When I was young, we would hunt both rabbits and grouse with a .177 caliber air rifle and found them fine for hunting.
We made it a point of using pointed pellets while hunting:
A selection of .22 pointed pellets: RWS Superpoint, Beeman Silver Sting, Beeman Silver Arrow and ARS Cobra.
The head of a pointed pellet is just that. It ends in a very sharp point that provides maximum penetration on small game. Pointed pellets were designed specifically for hunting and field use. The waist area of pointed pellets is larger in diameter for increased weight without unbalancing the front-to-rear weight distribution, which would destroy accuracy. The skirt area is shorter than a wadcutter skirt. Some pointed designs feature forward-driving bands. These are flat bands around the head, in front of the waist, that increase the surface area that engages the rifling. Increased rifling engagement area provides better accuracy and longer range, but also increases pellet-to-bore friction that must be overcome--or velocity will suffer. For this reason, pellets with forward-driving bands work best in magnum air rifles.
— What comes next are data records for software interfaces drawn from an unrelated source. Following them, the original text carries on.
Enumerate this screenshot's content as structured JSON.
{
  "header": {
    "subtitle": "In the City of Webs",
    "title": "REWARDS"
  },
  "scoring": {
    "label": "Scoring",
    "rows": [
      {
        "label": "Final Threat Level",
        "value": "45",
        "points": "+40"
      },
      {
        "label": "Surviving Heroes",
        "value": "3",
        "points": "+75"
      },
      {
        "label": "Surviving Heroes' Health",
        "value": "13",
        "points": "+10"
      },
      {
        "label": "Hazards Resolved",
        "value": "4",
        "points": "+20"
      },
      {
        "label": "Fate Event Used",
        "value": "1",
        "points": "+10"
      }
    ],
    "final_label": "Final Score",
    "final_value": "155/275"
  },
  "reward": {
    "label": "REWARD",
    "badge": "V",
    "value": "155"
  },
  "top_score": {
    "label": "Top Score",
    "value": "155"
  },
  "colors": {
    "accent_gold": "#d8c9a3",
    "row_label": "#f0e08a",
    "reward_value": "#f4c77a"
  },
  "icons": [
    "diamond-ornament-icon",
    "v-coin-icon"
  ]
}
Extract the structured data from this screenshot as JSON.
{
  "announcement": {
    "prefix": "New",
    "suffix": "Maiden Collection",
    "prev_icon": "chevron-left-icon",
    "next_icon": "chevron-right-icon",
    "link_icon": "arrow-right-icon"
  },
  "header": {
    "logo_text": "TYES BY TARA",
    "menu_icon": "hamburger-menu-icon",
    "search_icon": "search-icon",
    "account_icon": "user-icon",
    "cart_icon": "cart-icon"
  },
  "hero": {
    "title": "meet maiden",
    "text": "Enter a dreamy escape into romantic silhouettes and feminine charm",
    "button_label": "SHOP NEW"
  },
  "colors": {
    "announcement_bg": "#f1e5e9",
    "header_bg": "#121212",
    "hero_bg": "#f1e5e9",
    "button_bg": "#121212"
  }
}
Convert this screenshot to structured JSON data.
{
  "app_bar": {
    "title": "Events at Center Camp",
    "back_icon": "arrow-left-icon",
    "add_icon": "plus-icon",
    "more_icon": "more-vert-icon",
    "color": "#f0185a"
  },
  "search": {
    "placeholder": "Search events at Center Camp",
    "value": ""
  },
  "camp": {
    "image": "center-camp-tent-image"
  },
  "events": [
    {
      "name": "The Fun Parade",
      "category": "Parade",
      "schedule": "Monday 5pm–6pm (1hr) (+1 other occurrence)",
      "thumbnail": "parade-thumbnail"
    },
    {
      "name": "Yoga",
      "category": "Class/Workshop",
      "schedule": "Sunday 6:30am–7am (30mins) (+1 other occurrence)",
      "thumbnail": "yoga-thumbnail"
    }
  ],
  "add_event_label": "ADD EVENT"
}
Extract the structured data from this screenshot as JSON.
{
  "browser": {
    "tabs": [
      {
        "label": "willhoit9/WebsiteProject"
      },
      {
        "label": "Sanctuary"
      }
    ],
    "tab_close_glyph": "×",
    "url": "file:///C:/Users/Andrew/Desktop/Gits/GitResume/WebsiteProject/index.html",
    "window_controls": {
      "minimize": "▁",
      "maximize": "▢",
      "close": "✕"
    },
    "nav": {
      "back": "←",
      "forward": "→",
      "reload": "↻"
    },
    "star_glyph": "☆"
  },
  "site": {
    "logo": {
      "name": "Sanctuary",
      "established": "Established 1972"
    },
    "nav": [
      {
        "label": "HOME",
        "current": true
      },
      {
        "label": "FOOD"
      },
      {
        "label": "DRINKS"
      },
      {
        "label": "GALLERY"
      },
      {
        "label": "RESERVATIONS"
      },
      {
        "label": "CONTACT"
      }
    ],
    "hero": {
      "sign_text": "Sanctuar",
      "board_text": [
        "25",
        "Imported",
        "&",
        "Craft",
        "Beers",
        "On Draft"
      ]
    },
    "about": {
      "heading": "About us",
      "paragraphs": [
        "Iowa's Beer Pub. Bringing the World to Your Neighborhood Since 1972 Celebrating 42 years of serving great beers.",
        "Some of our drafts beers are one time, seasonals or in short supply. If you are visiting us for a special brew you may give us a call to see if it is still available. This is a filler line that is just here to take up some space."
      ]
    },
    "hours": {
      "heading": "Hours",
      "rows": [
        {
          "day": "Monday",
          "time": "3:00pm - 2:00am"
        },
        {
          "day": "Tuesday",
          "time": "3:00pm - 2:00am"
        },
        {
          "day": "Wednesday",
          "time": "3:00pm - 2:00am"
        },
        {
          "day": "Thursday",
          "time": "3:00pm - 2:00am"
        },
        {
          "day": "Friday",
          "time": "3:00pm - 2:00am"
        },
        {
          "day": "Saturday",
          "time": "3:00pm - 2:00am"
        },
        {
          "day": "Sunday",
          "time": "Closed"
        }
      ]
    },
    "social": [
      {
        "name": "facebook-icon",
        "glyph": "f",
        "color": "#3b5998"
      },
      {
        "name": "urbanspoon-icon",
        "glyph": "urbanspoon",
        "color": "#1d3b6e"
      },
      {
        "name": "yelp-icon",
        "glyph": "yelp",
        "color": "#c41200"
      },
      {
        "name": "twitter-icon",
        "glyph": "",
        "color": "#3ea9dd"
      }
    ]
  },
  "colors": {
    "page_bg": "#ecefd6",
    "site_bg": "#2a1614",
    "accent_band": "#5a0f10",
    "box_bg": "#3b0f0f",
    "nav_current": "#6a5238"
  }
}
If you want a standard-velocity rifle or air pistol for hunting, choose a pointed pellet without forward-driving bands--or one of the hollowpoint designs...
The pointed pellet really is the best choice for hunting. I’ve spoken to many airgun hunters who rely on pointed pellets for humane, one-shot kills on small game. Their other advantage is that they're very accurate. In fact, I've shot some air rifles that grouped pointed pellets better than they did wadcutters. But they do cost more, and their pointed design is very destructive on indoor targets. So, for informal plinking and target work, the wadcutter is still your best bet; but if you're in the field and looking for game, the pointed pellet can't be beat. - The right pellet makes a difference